I see nothing to prevent its going to the point of requiring a
license and bringing the whole business under the control of a
railroad commission so far as to determine the number, character,
and conduct of transportation companies, and so to prevent the
streets from being made useless and dangerous by the number and
lawlessness of those who seek to use them. I see nothing in this
act that would
Page 271 U. S. 602
require private carriers to become common carriers, but if there
were such a requirement, it, like the provisions concerning rates
and accounts, would not be before us now, since, as I have said,
the statute makes every section independent, and declares that, if
valid, it shall stand even if all the others fall. As to what is
before us, I see no great difference between requiring a

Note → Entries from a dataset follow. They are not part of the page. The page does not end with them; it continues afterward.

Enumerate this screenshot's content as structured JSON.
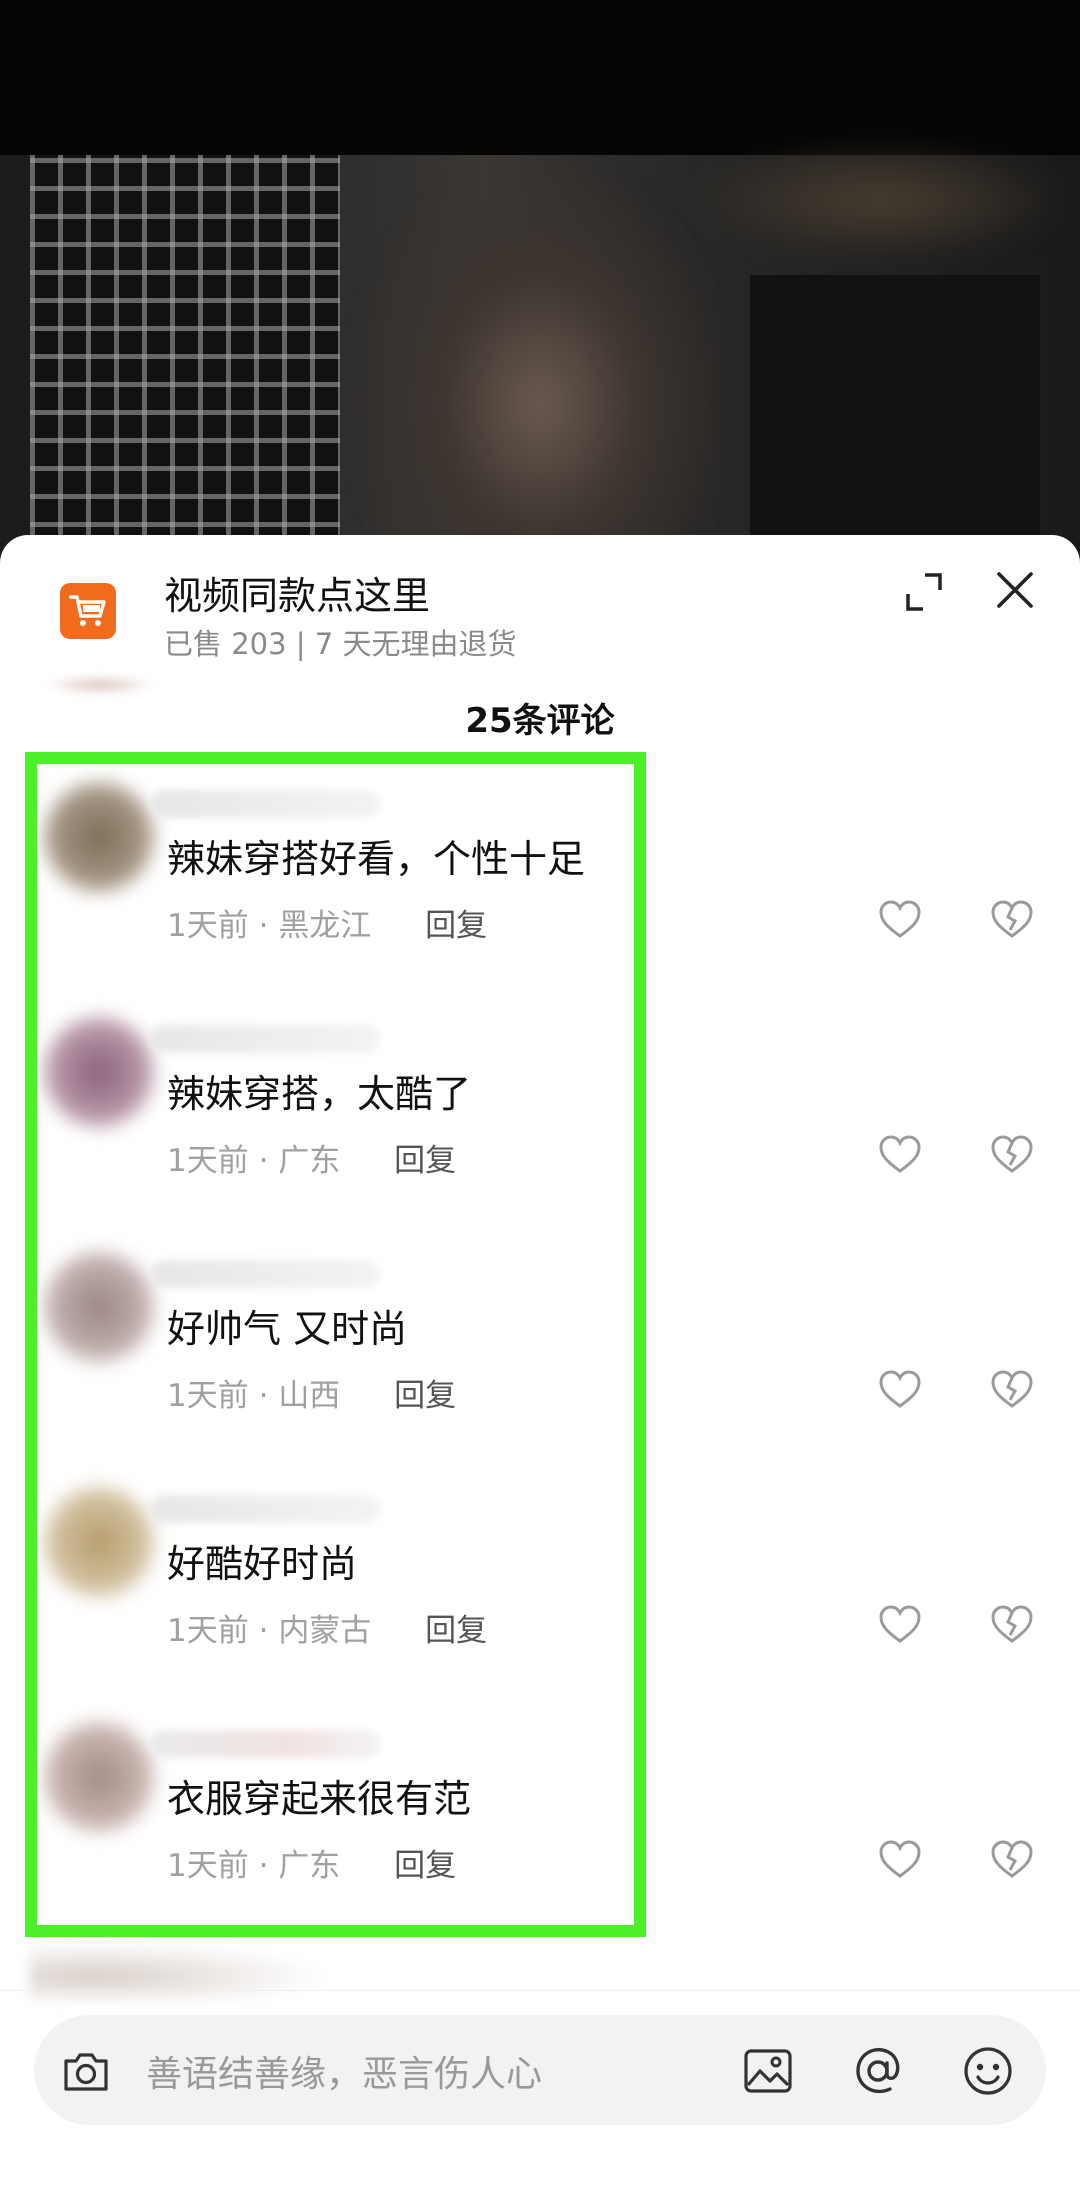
{
  "product": {
    "title": "视频同款点这里",
    "subtitle": "已售 203 | 7 天无理由退货",
    "icon": "shopping-cart-icon"
  },
  "comments_header": {
    "count_label": "25条评论"
  },
  "comments": [
    {
      "text": "辣妹穿搭好看，个性十足",
      "time": "1天前",
      "location": "黑龙江",
      "reply_label": "回复",
      "avatar_color": "#7b6a55"
    },
    {
      "text": "辣妹穿搭，太酷了",
      "time": "1天前",
      "location": "广东",
      "reply_label": "回复",
      "avatar_color": "#8a5f7a"
    },
    {
      "text": "好帅气 又时尚",
      "time": "1天前",
      "location": "山西",
      "reply_label": "回复",
      "avatar_color": "#9a8483"
    },
    {
      "text": "好酷好时尚",
      "time": "1天前",
      "location": "内蒙古",
      "reply_label": "回复",
      "avatar_color": "#b59b6a"
    },
    {
      "text": "衣服穿起来很有范",
      "time": "1天前",
      "location": "广东",
      "reply_label": "回复",
      "avatar_color": "#a48a84"
    }
  ],
  "input": {
    "placeholder": "善语结善缘，恶言伤人心"
  },
  "colors": {
    "accent_cart": "#f26b1d",
    "highlight_box": "#4cf02a"
  }
}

certificate and requiring a bond, as in Packard v. Banton,
264 U. S. 140
although, as I have said, I do not get much help from general
propositions in a case of this sort, I cannot forbear quoting what
seems to me applicable here. Distinguishing between activities that
may be engaged in as a matter of right and those like the use of
the streets that are carried on by government permission, it is
"In the latter case, the power to exclude altogether generally
includes the lesser power to condition and my justify a degree of
regulation not admissible in the former."
264 U.S. 264 U. S. 145
I think that the judgment should be affirmed.
MR. JUSTICE BRANDEIS concurs in this opinion.
The separate opinion of MR. JUSTICE McREYNOLDS.
Our primary concern is with the decree below, not with the
reasons there advanced to support it. I suppose, if that court had
simply approved the action of the Railroad Commission and had said
nothing more, there would be little, if any, difficulty here in
finding adequate ground for affirmance.
The questions involved relate solely to matters of intrastate
commerce. No complication arises by reason of the power of Congress
to regulate interstate commerce. Having built and paid for the
roads, California certainly has the general power of control.
Plaintiffs in error are without constitutional right to appropriate
highways to their own business as carriers for hire. And if, in
Page 271 U. S. 603
many words, the legislature had said that no intrastate carriers
for hire except public ones shall be permitted to operate over the
state roads, it would have violated no federal law. So far as the
rights of plaintiffs in error are affected, nothing more serious
than that has been done.
The states are now struggling with new and enormously difficult
problems incident to the growth of automotive traffic, and we
should carefully refrain from interference unless and until there
is some real, direct, and material infraction of rights guaranteed
by the federal Constitution.
I think the decree of the court below should be affirmed.